Austrian President Admires Georgia
Austrian President Heinz Fischer arrived in Georgia on 18 May for an official visit hosted by the President of Georgia, Giorgi Margvelashvili.
During the visit, the parties discussed different issues ranging from Georgia’s Association Agreement with the EU to Europe’s security climate. “The Association Agreement is by no means an anti-agreement against any other state,” the Austrian President emphasized.
“I have to sincerely say that our economic cooperation started at a very low level, but we have seriously developed those relations. The Georgian President has already talked about the Association Agreement. We encourage it. Our position is clear - that these kinds of agreements bring states together, including their economies, and are not directed against any third country,” Fischer maintained.
Fischer said he was looking forward to Austria becoming the OSCE chair country in 2017. “This organization has a great responsibility to maintain peace and it will do its best to ensure peace, including bilateral cooperation with Georgia,” said the Austrian President.
The visiting president was also asked about violent developments in Ukraine. “We are concerned about this issue and feel that the political climate of Europe was damaged by these processes. Our interest is to affect both sides and to help implementation of the Minsk Agreement. The impacts on the political climate in Europe are very high. The damage is great, and all this makes us strengthen our efforts to overcome or at least partly solve this problem,” the visiting president underlined.
The visit also focused on Georgia’s expectations for the upcoming Riga Summit and Georgia-Russian relations, including the relations between the two churches. At the Austrian President’s meeting with the Catholicos Patriarch Ilia II, the head of the Georgian Church declared that the issue of relationships between the Georgian and Russian churches is of a complicated nature.
When asked by the Austrian President about the Georgian government’s European choice and the relationship between Tbilisi and Moscow, Ilia II replied: “Georgia has chosen the European path. Georgia wants to become a member, a part of European democratic structures. Our choice is very firm and we will achieve this.”

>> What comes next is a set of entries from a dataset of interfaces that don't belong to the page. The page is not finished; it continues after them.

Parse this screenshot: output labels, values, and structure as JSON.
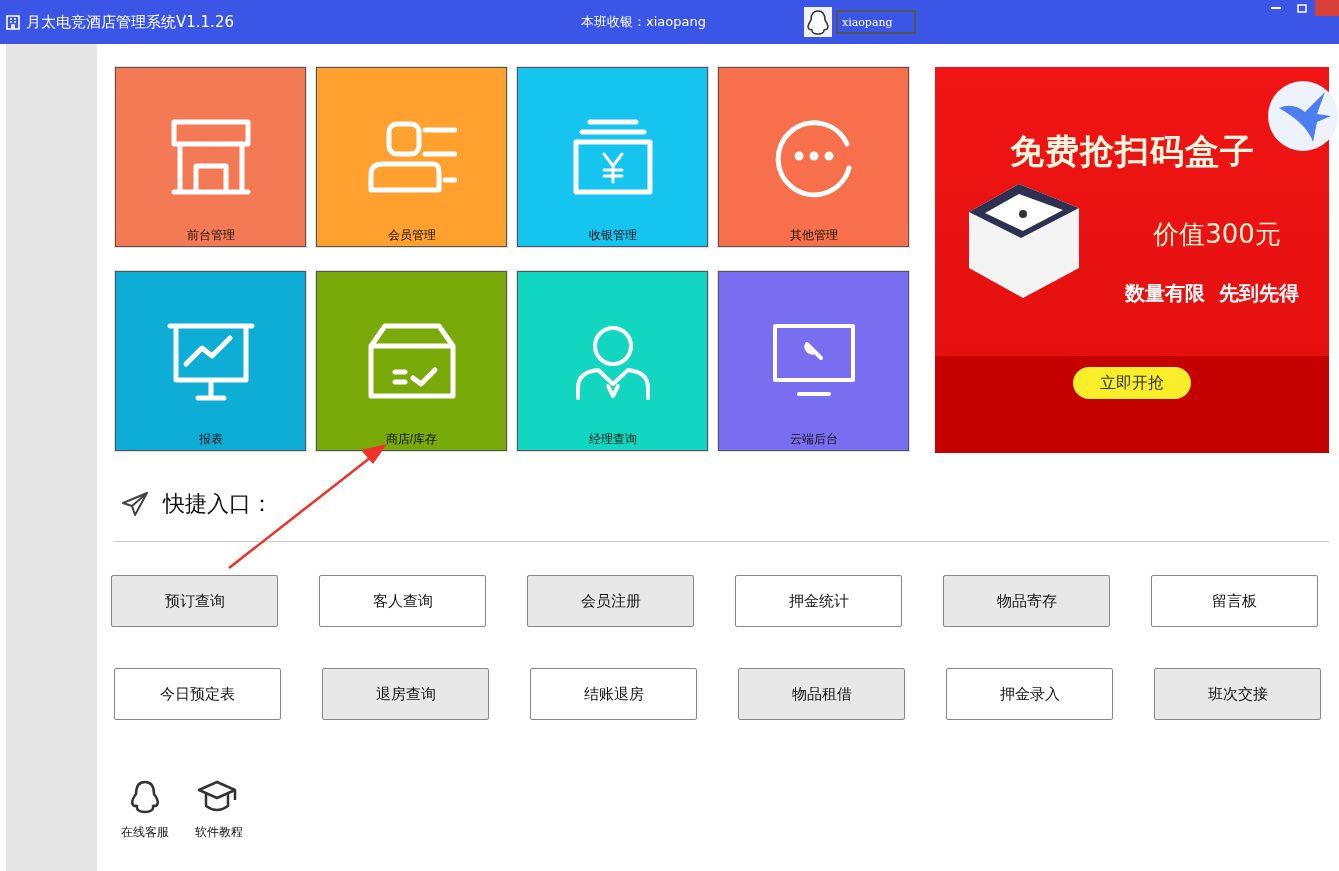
{
  "window": {
    "title": "月太电竞酒店管理系统V1.1.26",
    "cashier": "本班收银：xiaopang",
    "user": "xiaopang"
  },
  "tiles": [
    {
      "label": "前台管理",
      "kind": "store",
      "color": "#f47a56"
    },
    {
      "label": "会员管理",
      "kind": "member",
      "color": "#ffa02f"
    },
    {
      "label": "收银管理",
      "kind": "cash",
      "color": "#16c5ef"
    },
    {
      "label": "其他管理",
      "kind": "more",
      "color": "#f7704b"
    },
    {
      "label": "报表",
      "kind": "chart",
      "color": "#0eadd6"
    },
    {
      "label": "商店/库存",
      "kind": "box",
      "color": "#79aa0a"
    },
    {
      "label": "经理查询",
      "kind": "manager",
      "color": "#12d6bf"
    },
    {
      "label": "云端后台",
      "kind": "cloud",
      "color": "#7a6ef0"
    }
  ],
  "ad": {
    "headline": "免费抢扫码盒子",
    "price": "价值300元",
    "note": "数量有限  先到先得",
    "button": "立即开抢"
  },
  "shortcuts": {
    "title": "快捷入口：",
    "rows": [
      [
        {
          "label": "预订查询",
          "shaded": true
        },
        {
          "label": "客人查询",
          "shaded": false
        },
        {
          "label": "会员注册",
          "shaded": true
        },
        {
          "label": "押金统计",
          "shaded": false
        },
        {
          "label": "物品寄存",
          "shaded": true
        },
        {
          "label": "留言板",
          "shaded": false
        }
      ],
      [
        {
          "label": "今日预定表",
          "shaded": false
        },
        {
          "label": "退房查询",
          "shaded": true
        },
        {
          "label": "结账退房",
          "shaded": false
        },
        {
          "label": "物品租借",
          "shaded": true
        },
        {
          "label": "押金录入",
          "shaded": false
        },
        {
          "label": "班次交接",
          "shaded": true
        }
      ]
    ]
  },
  "help": [
    {
      "label": "在线客服",
      "kind": "penguin"
    },
    {
      "label": "软件教程",
      "kind": "cap"
    }
  ]
}
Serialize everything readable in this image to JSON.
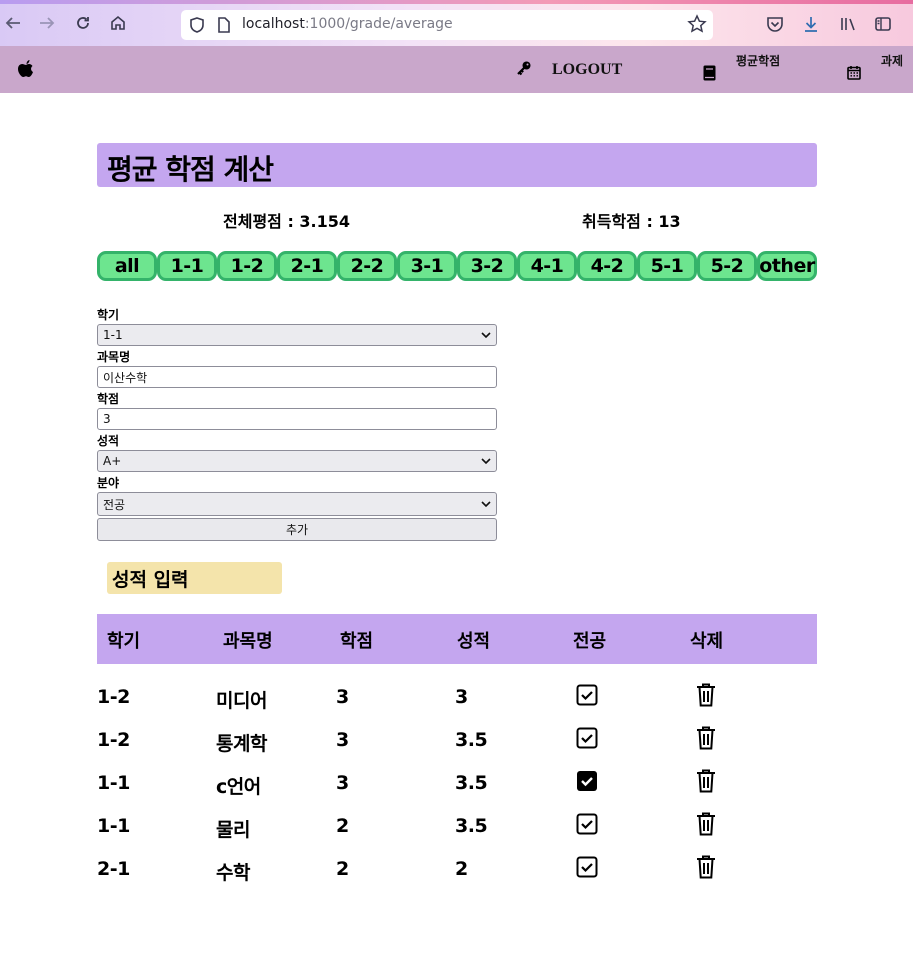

The Austrian President also revealed that Georgia had left a great impression on him: “We prepared for the visit by studying information on the problems and troubles Georgia has faced. We are familiar with the recent history as well. We have studied your personal history and your contribution to building the Georgian state in detail.”
“Georgia has chosen its complicated way of freedom, sovereignty and European and NATO integration, a process where international support is of vital importance. During the last decade of successful reforms in diverse spheres, Georgia has introduced itself to the entire world and become one of the EU and NATO aspirant countries in the region of Eastern Europe,” added Fischer.